Stephen Richard Kerbs Exhibit Area
February 1, 2012
April 30, 2012
The history of the missions of the Jesuits in China is part of the history of relations between China and the Western world. The missionary efforts of the Society of Jesus, or Jesuits, from the 17th to 19th century played a significant role in continuing the transmission of knowledge, science, and culture between China and the West, and had an impact on Christian culture in Chinese society today.
This exhibit displays key library holdings of academic and primary source works on the Jesuit missions to China covering early pioneers such as St. Francis Xavier, Matteo Ricci, Johann Adam Schall von Bell and Ferdinand Verbiest. Drawn from the significant holdings in Lauinger Library’s Special Collections Research Center, several representative original works are on display, including Athanasius Kircher's China Monumentis (1667), Matteo Ricci's De Christiana Expeditione apud Sinas Suscepta ab Societate Iesu (1616) and Travels of the Jesuits, into various parts of the world, particularly China and the East-Indies (1762).
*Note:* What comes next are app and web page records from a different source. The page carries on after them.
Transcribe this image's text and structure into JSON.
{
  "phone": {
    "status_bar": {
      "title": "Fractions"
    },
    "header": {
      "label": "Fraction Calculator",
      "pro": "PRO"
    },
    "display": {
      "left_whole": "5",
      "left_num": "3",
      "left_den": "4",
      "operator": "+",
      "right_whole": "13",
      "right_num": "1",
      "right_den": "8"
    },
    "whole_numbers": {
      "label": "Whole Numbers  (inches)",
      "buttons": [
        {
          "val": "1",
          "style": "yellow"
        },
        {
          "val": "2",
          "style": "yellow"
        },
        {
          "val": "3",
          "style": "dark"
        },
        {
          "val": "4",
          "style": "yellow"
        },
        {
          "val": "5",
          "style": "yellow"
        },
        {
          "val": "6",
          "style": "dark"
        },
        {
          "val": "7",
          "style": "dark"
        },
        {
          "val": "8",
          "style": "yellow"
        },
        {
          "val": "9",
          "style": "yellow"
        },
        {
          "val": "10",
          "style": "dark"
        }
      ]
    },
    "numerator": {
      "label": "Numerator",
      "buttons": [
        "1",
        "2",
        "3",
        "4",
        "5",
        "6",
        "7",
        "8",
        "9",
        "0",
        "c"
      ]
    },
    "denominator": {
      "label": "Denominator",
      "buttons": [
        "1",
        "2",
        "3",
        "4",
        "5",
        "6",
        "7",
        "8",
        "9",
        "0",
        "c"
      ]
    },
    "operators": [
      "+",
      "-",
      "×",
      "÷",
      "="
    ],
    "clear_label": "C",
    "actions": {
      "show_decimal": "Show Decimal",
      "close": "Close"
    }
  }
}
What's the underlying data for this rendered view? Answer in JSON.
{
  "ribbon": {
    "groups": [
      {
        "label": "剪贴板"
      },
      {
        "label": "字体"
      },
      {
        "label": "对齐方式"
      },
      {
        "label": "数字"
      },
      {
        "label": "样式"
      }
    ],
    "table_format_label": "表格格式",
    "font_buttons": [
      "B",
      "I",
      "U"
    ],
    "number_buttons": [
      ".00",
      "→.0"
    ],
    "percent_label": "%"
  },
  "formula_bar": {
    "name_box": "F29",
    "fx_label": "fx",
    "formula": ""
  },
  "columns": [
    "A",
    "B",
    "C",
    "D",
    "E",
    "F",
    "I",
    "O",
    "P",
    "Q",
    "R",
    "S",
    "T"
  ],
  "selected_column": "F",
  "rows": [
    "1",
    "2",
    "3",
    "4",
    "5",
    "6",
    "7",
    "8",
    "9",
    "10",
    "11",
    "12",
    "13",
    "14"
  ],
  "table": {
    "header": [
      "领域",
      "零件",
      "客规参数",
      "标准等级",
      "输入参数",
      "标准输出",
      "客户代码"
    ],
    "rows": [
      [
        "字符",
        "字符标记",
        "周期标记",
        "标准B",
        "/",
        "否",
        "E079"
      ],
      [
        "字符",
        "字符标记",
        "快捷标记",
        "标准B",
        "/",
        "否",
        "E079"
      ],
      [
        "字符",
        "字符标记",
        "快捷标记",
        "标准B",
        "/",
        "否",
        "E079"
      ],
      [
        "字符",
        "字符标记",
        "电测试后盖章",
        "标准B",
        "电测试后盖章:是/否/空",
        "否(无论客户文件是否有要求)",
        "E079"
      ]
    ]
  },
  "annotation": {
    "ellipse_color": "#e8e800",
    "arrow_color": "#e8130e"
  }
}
Serving the oldest Catholic and Jesuit institution of higher learning in the United States, Georgetown University’s Special Collections and Woodstock Theological Center Library hold one of the nation’s best collections of works on Jesuit missions in East Asia.
This exhibit has been installed to coincide with Jesuit Heritage Week (January 29 to February 4, 2012).